Longing, Belonging & Shortening

Tarheel Tavern - Ron Hudson Edition

When have people made you feel loved unconditionally, a part of the crowd, one of the crew, a family member and so on and when have they not. Isn't belonging what we all seek on so many levels? Perhaps if we all felt more like we belonged, we wouldn't need so many divisions in this world right now. Idealistic of me? Yes, but we have to strive for better or life won't be much to brag about, eh? If anyone just wants to submit out of theme, though, let them come. I am an all-inclusive, equal-opportunity provider!..."

- Ron Hudson

Leave it to my dear blogpal, Ron, to come up with a most timely and important subject...belonging. And leave it to me to start deconstructing the word...

I remember taking a literature class under Arthur Holmberg called "Intimacy and Isolation", which looked at the myriad ways in which these opposing themes played out in literature since the time of the Sumerians...who portrayed in their poetry a natural sense of love, in poems such as "My Honey Man", wherein the details of their love, as expressed toward their beloved, was redolent with terms such as honey, nectar, flower and the like.

But words of longing were not present, at least until the Egyptians began to express it in their poetry. As civilizations and cultures arose, each bore a distinctive stamp, and some added to the evolution of love, for lack of better words. Courtly Love, for example, didn't come until much later, and Courtney Love much later still, with the invention of the "Hole".

Do I hear thunder? Am I going to have to disconnect?

My own dear folks are chiefly responsible for inculcating in me a sense of helping others feel they belong, and in the process, I rarely felt that I didn't belong, even while sporting the most ostracisable sartorial contraptions. I feel as if I have had implanted within me an organ of perception, laced with empathy, such that another's discomfort is my discomfort. And when I see other's bearing the brunt and bruises of insensitive others, my Davidic nature, no fan of the Overdog, bites at my ear, a myktysen of conscience, blood and deed flowing to where the need.

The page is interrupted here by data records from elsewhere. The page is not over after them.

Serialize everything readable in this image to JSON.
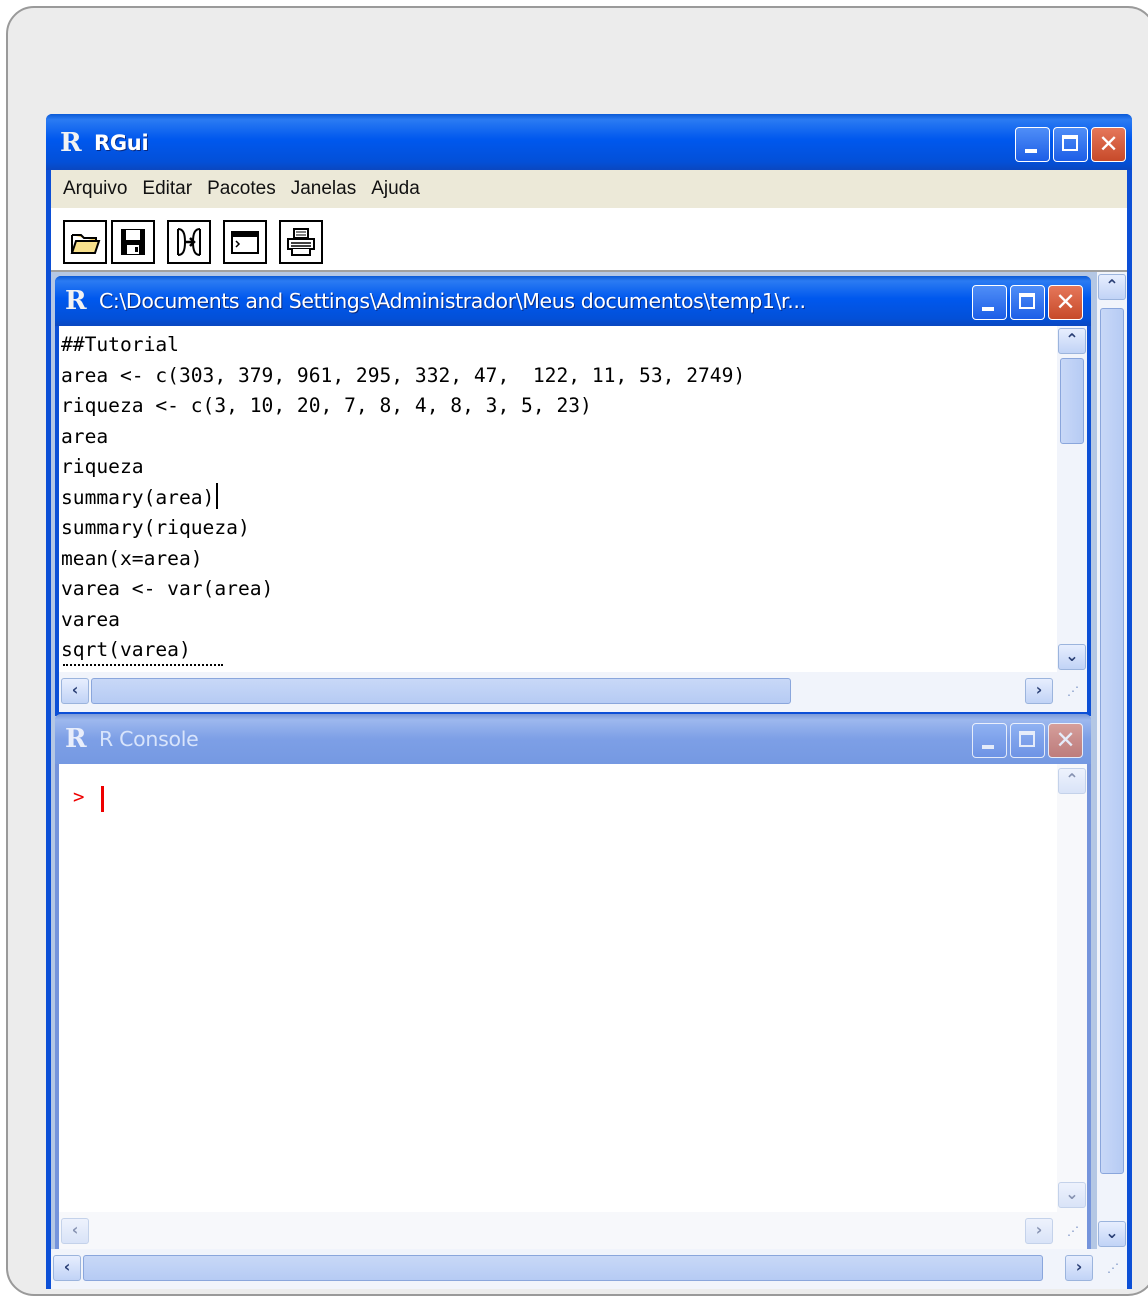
{
  "main_window": {
    "title": "RGui",
    "icon": "r-logo-icon"
  },
  "menu": {
    "items": [
      "Arquivo",
      "Editar",
      "Pacotes",
      "Janelas",
      "Ajuda"
    ]
  },
  "toolbar": {
    "buttons": [
      "open-script-icon",
      "save-icon",
      "load-workspace-icon",
      "console-icon",
      "print-icon"
    ]
  },
  "editor": {
    "title": "C:\\Documents and Settings\\Administrador\\Meus documentos\\temp1\\r...",
    "lines": [
      "##Tutorial",
      "area <- c(303, 379, 961, 295, 332, 47,  122, 11, 53, 2749)",
      "riqueza <- c(3, 10, 20, 7, 8, 4, 8, 3, 5, 23)",
      "area",
      "riqueza",
      "summary(area)",
      "summary(riqueza)",
      "mean(x=area)",
      "varea <- var(area)",
      "varea",
      "sqrt(varea)"
    ]
  },
  "console": {
    "title": "R Console",
    "prompt": ">"
  },
  "colors": {
    "title_active": "#0058ee",
    "title_inactive": "#7d9fe6",
    "menu_bg": "#ece9d8",
    "prompt_red": "#e00000"
  }
}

My first other-worldly friend was probably Manuel, who had moved to Charlotte from Nantucket when I was in the sixth grade. He and I gravitated to one another, as we saw each other as sufficiently strange and knowledgeable. The word, "yankee" never issued from my folks mouths, and the same acceptance was shown when I brought home Jewish, Muslim, Hindu, Buddhist, African-American, gay, atheistic, or any other persuasion -- except those of similar background who nevertheless seemed to be up to no good. In retrospect, I appreciate their good judgement.

I have found bloggers, in general, to share this quality of acceptance and belongingness.

When I think back on times and places where I was made to feel I didn't belong, in most instances, I am glad I was forewarned.

Shortening is a type of grease you use in cooking. It is also what happens to your original post when thunderstorms cause you to have to unplug your computer and wait for the turbulence to clear.